Task to complete: Restate all of the following data exactly, keeping any images out of the copy.

**** Task inputs ****

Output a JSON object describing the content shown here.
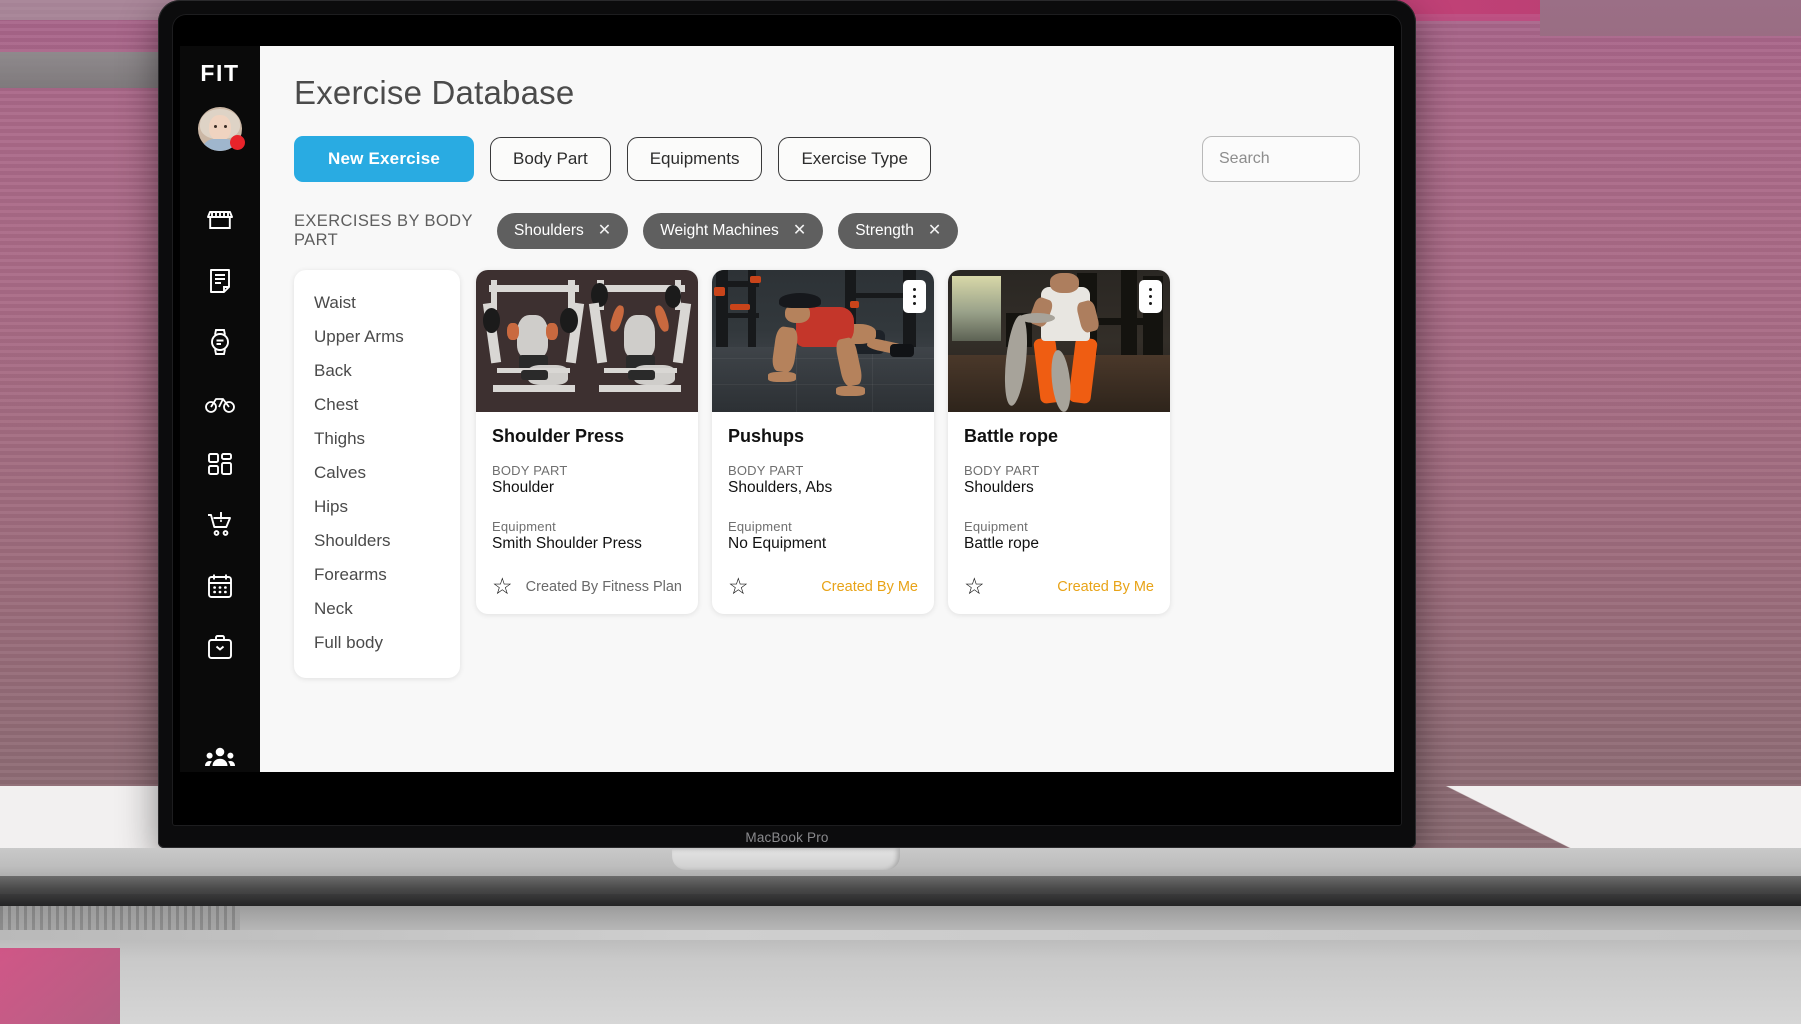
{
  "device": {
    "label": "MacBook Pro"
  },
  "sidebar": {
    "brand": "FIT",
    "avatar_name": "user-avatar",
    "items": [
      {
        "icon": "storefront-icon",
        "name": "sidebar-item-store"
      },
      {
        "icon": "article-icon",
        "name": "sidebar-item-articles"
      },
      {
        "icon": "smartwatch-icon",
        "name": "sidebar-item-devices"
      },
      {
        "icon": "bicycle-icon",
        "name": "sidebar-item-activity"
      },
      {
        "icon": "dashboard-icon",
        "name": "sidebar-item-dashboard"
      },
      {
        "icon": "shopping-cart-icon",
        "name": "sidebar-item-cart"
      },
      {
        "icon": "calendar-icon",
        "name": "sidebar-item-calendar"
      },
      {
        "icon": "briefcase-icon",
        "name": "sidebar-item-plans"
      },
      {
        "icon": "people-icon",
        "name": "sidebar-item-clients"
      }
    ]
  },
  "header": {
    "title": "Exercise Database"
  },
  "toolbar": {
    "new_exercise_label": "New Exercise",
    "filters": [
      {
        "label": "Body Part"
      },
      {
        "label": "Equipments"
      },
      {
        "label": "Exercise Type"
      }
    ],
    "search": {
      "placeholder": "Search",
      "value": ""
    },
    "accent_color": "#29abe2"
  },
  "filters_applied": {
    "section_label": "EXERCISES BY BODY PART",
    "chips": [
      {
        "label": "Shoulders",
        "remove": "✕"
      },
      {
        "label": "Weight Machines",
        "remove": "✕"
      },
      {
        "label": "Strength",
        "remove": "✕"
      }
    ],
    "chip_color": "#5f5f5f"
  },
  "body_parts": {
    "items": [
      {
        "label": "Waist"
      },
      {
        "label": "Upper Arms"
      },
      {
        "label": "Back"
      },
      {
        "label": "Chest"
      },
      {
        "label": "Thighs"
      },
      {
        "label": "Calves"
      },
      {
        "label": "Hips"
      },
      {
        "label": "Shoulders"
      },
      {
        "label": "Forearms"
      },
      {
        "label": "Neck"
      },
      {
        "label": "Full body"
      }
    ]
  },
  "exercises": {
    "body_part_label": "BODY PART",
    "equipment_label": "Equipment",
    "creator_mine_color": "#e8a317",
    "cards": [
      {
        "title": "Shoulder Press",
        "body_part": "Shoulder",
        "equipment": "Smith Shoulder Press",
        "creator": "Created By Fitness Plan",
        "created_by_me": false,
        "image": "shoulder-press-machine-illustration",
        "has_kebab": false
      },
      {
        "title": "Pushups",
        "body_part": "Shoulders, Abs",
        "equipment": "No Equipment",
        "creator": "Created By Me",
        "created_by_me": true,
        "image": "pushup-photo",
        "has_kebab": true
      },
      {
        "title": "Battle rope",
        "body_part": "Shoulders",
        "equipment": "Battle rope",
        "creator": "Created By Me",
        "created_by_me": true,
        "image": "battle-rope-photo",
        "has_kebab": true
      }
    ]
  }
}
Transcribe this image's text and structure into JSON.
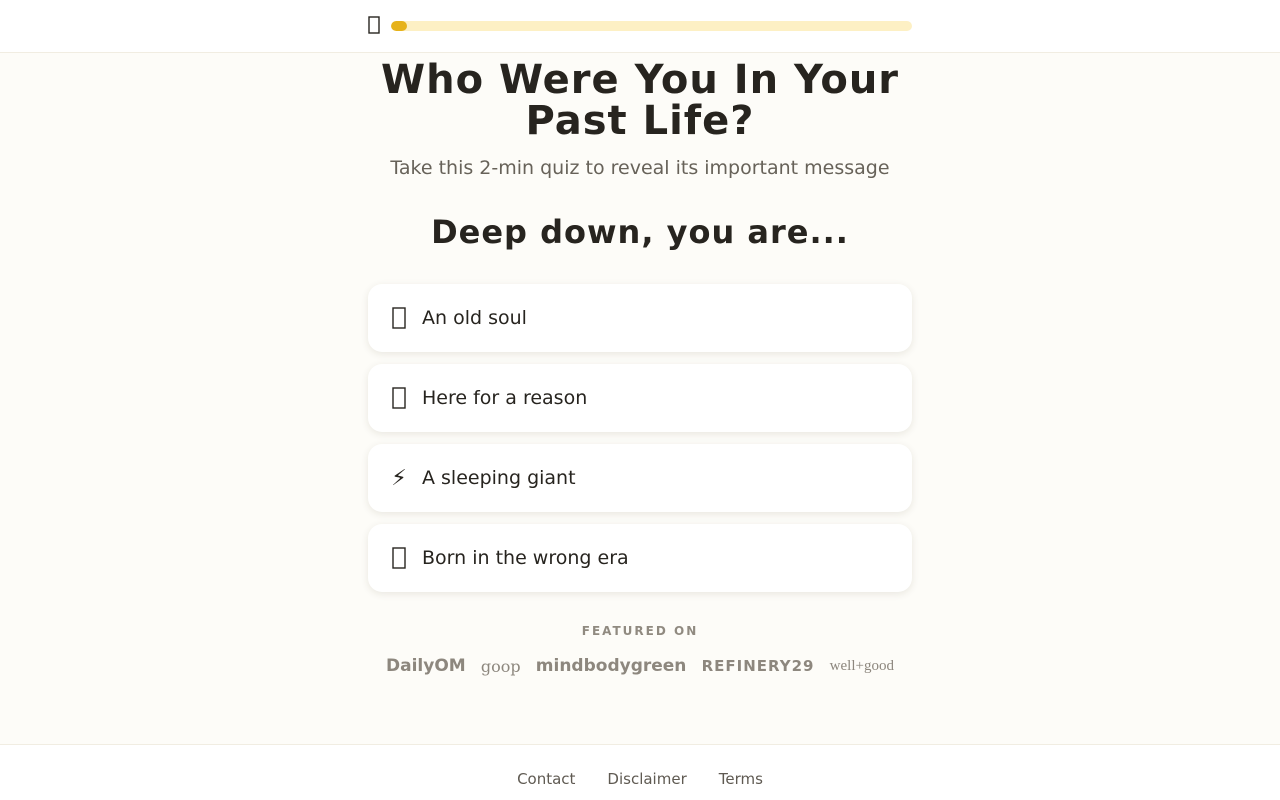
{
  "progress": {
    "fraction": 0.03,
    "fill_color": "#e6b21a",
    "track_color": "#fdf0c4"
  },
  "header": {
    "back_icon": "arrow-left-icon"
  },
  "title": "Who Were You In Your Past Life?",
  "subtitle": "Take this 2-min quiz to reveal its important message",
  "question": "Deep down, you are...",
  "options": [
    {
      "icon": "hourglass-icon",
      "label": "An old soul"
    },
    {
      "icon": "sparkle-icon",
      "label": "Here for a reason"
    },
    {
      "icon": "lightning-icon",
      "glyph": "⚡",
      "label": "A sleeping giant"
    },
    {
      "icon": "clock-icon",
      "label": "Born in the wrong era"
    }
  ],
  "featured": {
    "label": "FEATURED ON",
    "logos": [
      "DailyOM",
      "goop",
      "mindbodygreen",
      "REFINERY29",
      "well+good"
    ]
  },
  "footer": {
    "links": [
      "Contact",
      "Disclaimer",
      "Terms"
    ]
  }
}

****

Task response:
Output a JSON object describing the content shown here.
{
  "device": {
    "label": "MacBook Pro"
  },
  "sidebar": {
    "brand": "FIT",
    "avatar_name": "user-avatar",
    "items": [
      {
        "icon": "storefront-icon",
        "name": "sidebar-item-store"
      },
      {
        "icon": "article-icon",
        "name": "sidebar-item-articles"
      },
      {
        "icon": "smartwatch-icon",
        "name": "sidebar-item-devices"
      },
      {
        "icon": "bicycle-icon",
        "name": "sidebar-item-activity"
      },
      {
        "icon": "dashboard-icon",
        "name": "sidebar-item-dashboard"
      },
      {
        "icon": "shopping-cart-icon",
        "name": "sidebar-item-cart"
      },
      {
        "icon": "calendar-icon",
        "name": "sidebar-item-calendar"
      },
      {
        "icon": "briefcase-icon",
        "name": "sidebar-item-plans"
      },
      {
        "icon": "people-icon",
        "name": "sidebar-item-clients"
      }
    ]
  },
  "header": {
    "title": "Exercise Database"
  },
  "toolbar": {
    "new_exercise_label": "New Exercise",
    "filters": [
      {
        "label": "Body Part"
      },
      {
        "label": "Equipments"
      },
      {
        "label": "Exercise Type"
      }
    ],
    "search": {
      "placeholder": "Search",
      "value": ""
    },
    "accent_color": "#29abe2"
  },
  "filters_applied": {
    "section_label": "EXERCISES BY BODY PART",
    "chips": [
      {
        "label": "Shoulders",
        "remove": "✕"
      },
      {
        "label": "Weight Machines",
        "remove": "✕"
      },
      {
        "label": "Strength",
        "remove": "✕"
      }
    ],
    "chip_color": "#5f5f5f"
  },
  "body_parts": {
    "items": [
      {
        "label": "Waist"
      },
      {
        "label": "Upper Arms"
      },
      {
        "label": "Back"
      },
      {
        "label": "Chest"
      },
      {
        "label": "Thighs"
      },
      {
        "label": "Calves"
      },
      {
        "label": "Hips"
      },
      {
        "label": "Shoulders"
      },
      {
        "label": "Forearms"
      },
      {
        "label": "Neck"
      },
      {
        "label": "Full body"
      }
    ]
  },
  "exercises": {
    "body_part_label": "BODY PART",
    "equipment_label": "Equipment",
    "creator_mine_color": "#e8a317",
    "cards": [
      {
        "title": "Shoulder Press",
        "body_part": "Shoulder",
        "equipment": "Smith Shoulder Press",
        "creator": "Created By Fitness Plan",
        "created_by_me": false,
        "image": "shoulder-press-machine-illustration",
        "has_kebab": false
      },
      {
        "title": "Pushups",
        "body_part": "Shoulders, Abs",
        "equipment": "No Equipment",
        "creator": "Created By Me",
        "created_by_me": true,
        "image": "pushup-photo",
        "has_kebab": true
      },
      {
        "title": "Battle rope",
        "body_part": "Shoulders",
        "equipment": "Battle rope",
        "creator": "Created By Me",
        "created_by_me": true,
        "image": "battle-rope-photo",
        "has_kebab": true
      }
    ]
  }
}
Transcribe this image's text and structure into JSON.
{
  "progress": {
    "fraction": 0.03,
    "fill_color": "#e6b21a",
    "track_color": "#fdf0c4"
  },
  "header": {
    "back_icon": "arrow-left-icon"
  },
  "title": "Who Were You In Your Past Life?",
  "subtitle": "Take this 2-min quiz to reveal its important message",
  "question": "Deep down, you are...",
  "options": [
    {
      "icon": "hourglass-icon",
      "label": "An old soul"
    },
    {
      "icon": "sparkle-icon",
      "label": "Here for a reason"
    },
    {
      "icon": "lightning-icon",
      "glyph": "⚡",
      "label": "A sleeping giant"
    },
    {
      "icon": "clock-icon",
      "label": "Born in the wrong era"
    }
  ],
  "featured": {
    "label": "FEATURED ON",
    "logos": [
      "DailyOM",
      "goop",
      "mindbodygreen",
      "REFINERY29",
      "well+good"
    ]
  },
  "footer": {
    "links": [
      "Contact",
      "Disclaimer",
      "Terms"
    ]
  }
}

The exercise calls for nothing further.